### Problem to solve
Pull each line containing "Purchased" from the data.

Collected data

──────────

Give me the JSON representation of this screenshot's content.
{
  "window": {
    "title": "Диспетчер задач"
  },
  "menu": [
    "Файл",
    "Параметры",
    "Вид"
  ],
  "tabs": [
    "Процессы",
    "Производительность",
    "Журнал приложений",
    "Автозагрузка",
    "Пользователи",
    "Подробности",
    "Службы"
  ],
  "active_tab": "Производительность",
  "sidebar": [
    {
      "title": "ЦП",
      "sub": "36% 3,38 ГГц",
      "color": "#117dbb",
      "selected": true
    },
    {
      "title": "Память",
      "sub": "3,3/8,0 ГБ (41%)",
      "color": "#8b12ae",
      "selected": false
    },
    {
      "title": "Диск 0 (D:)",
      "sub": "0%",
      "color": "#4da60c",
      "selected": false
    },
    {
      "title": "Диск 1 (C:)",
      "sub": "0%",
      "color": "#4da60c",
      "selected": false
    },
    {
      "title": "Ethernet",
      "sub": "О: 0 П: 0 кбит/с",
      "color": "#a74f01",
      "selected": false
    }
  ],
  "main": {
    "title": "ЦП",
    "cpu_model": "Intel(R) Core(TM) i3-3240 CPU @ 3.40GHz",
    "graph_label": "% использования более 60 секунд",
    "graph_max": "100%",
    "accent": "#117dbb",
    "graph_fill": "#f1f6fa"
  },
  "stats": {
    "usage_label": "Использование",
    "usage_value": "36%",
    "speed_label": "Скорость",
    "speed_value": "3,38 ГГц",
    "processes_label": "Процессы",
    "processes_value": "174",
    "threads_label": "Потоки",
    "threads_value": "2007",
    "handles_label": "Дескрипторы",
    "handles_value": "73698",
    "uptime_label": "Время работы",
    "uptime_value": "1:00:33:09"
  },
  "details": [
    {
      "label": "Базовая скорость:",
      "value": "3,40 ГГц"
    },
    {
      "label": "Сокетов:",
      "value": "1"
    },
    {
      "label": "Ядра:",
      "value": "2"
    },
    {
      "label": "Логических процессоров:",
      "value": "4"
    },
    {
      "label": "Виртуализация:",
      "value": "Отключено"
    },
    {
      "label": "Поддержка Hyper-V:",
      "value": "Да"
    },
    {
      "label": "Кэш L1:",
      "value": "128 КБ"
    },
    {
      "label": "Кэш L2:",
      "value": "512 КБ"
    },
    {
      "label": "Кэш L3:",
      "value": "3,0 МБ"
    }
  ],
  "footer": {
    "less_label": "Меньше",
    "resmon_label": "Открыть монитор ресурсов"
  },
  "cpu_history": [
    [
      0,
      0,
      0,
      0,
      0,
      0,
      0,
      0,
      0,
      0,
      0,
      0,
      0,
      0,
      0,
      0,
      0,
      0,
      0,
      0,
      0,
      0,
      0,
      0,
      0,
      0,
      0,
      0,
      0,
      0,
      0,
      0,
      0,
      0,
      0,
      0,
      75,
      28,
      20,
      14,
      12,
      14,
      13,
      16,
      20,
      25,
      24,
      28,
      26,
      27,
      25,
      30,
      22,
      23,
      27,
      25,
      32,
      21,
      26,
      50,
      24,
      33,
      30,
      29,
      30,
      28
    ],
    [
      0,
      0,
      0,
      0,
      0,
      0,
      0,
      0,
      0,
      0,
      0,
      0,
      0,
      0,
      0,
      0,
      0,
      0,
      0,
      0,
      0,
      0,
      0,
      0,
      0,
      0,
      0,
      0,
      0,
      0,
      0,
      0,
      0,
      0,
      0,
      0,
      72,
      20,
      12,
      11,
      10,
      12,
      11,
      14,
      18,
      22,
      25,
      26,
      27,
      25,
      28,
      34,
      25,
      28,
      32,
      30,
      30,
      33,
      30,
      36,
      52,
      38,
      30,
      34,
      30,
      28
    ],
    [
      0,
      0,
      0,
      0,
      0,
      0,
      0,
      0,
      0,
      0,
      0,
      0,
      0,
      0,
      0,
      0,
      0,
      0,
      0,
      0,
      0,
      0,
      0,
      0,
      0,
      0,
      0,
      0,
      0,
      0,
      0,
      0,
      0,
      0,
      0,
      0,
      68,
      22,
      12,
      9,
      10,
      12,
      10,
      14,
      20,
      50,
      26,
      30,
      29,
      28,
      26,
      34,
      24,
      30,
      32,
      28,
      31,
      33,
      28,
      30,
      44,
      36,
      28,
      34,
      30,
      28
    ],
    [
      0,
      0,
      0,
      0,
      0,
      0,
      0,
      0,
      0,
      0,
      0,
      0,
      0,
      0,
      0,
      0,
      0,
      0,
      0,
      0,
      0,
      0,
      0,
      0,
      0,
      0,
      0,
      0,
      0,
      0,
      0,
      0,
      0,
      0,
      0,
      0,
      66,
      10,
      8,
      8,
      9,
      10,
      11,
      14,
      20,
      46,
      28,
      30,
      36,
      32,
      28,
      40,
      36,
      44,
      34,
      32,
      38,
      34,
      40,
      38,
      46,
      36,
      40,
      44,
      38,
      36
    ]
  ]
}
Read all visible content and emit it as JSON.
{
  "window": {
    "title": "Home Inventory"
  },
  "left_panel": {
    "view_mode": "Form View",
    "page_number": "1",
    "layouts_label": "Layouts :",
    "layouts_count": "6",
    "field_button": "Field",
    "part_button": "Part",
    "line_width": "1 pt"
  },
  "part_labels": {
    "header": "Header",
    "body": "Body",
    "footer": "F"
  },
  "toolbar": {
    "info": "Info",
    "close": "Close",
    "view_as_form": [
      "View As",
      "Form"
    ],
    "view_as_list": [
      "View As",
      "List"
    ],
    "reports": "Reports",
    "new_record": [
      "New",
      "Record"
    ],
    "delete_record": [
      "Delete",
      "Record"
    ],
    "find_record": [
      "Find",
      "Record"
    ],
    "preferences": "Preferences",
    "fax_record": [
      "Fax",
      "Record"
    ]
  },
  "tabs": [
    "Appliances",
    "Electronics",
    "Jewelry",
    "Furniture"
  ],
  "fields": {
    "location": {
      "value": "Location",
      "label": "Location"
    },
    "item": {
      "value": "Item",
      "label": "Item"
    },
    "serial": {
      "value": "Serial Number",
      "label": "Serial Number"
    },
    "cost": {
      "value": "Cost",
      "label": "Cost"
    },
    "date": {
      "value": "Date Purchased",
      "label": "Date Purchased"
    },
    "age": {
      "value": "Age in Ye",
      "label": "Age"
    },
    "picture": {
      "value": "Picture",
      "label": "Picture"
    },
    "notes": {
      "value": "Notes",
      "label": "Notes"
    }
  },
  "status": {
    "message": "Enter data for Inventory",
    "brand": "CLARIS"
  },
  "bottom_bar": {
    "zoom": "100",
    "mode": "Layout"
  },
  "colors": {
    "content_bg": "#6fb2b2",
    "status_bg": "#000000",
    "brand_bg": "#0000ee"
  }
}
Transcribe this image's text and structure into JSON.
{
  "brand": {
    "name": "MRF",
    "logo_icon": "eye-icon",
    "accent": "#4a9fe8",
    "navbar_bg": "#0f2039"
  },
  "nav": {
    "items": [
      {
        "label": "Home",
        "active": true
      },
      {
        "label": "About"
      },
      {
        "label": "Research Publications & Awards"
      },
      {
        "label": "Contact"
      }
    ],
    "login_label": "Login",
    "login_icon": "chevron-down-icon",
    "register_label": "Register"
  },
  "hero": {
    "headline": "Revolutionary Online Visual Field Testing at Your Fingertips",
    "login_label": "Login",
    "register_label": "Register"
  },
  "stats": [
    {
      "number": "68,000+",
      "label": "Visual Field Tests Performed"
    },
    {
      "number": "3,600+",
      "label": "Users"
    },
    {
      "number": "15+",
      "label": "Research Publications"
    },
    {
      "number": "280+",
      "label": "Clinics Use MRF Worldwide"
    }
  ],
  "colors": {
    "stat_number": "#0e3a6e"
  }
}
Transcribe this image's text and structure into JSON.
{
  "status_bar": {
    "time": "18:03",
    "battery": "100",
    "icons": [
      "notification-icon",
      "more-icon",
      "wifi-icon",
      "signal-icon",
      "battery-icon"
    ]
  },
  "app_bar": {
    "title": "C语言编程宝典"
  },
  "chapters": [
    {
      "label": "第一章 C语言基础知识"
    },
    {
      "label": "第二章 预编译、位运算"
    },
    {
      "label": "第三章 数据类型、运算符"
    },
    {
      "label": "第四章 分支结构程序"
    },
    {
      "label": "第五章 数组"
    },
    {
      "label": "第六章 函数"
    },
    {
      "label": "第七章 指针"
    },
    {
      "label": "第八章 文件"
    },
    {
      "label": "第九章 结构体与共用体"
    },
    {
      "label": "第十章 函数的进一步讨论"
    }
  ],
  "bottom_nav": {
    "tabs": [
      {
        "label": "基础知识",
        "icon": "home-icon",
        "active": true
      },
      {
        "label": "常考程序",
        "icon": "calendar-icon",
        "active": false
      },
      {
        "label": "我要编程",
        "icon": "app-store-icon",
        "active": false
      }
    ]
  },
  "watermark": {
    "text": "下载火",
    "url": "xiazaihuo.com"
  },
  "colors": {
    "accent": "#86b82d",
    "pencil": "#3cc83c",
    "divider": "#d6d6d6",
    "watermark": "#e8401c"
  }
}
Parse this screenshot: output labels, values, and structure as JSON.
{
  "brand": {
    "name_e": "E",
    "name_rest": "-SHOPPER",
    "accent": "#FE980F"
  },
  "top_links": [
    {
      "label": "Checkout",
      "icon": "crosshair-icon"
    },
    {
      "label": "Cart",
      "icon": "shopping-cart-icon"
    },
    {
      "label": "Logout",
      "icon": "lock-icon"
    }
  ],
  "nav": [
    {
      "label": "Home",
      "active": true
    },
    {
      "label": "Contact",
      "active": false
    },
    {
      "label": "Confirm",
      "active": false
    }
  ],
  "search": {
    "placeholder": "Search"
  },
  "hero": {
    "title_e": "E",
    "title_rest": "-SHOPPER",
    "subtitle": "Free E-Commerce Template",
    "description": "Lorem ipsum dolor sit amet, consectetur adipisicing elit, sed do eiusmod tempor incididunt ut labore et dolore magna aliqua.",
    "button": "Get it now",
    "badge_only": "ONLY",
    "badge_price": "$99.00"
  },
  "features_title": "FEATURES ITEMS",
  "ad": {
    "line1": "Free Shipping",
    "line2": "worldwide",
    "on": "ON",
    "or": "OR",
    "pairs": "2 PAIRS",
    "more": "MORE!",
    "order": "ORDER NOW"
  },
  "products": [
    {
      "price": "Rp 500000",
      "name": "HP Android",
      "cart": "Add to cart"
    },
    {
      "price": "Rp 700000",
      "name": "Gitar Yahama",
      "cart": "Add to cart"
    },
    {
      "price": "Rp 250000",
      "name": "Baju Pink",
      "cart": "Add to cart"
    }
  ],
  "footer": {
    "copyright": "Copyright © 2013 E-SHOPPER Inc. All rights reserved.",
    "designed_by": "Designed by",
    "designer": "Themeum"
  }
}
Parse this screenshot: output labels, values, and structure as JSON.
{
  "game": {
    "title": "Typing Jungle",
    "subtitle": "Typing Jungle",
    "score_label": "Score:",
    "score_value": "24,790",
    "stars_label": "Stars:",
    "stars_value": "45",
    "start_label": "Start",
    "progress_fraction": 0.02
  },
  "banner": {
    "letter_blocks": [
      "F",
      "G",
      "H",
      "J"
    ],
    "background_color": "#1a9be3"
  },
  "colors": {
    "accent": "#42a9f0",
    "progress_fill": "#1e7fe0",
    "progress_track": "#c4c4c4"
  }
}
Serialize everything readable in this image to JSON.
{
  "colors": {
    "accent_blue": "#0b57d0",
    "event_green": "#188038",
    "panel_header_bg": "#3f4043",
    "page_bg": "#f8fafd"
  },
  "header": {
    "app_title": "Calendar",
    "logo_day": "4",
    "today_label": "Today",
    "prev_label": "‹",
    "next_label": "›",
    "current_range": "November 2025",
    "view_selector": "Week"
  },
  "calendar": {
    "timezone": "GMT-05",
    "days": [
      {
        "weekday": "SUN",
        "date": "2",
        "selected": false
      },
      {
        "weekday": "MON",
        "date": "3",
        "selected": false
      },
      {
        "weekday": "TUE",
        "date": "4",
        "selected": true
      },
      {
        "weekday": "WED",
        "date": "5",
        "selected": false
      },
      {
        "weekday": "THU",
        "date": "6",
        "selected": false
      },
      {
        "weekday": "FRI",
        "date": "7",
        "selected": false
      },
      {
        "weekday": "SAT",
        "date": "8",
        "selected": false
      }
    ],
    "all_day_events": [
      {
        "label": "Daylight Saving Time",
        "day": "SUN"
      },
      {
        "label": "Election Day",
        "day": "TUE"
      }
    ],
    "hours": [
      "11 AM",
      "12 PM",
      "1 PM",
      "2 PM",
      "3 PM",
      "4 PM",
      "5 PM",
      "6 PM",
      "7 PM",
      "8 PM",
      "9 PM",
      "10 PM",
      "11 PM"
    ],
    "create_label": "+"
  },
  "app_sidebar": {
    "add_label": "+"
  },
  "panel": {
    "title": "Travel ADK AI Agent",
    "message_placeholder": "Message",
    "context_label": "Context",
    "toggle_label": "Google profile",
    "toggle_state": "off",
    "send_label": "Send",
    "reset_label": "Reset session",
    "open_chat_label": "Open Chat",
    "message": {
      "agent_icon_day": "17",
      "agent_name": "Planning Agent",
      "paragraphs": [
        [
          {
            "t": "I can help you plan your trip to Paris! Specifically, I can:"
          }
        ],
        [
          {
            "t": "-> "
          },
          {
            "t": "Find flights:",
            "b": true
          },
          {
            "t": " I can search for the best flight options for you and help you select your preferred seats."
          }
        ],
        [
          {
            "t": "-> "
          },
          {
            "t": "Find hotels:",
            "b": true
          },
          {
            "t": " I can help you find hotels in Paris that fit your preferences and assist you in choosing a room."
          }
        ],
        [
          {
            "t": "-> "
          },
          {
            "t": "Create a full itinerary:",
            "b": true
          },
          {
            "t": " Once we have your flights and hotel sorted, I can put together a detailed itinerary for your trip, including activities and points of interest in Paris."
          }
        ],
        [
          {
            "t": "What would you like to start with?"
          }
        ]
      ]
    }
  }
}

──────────

### Answer space
      "value": "Date Purchased",
      "label": "Date Purchased"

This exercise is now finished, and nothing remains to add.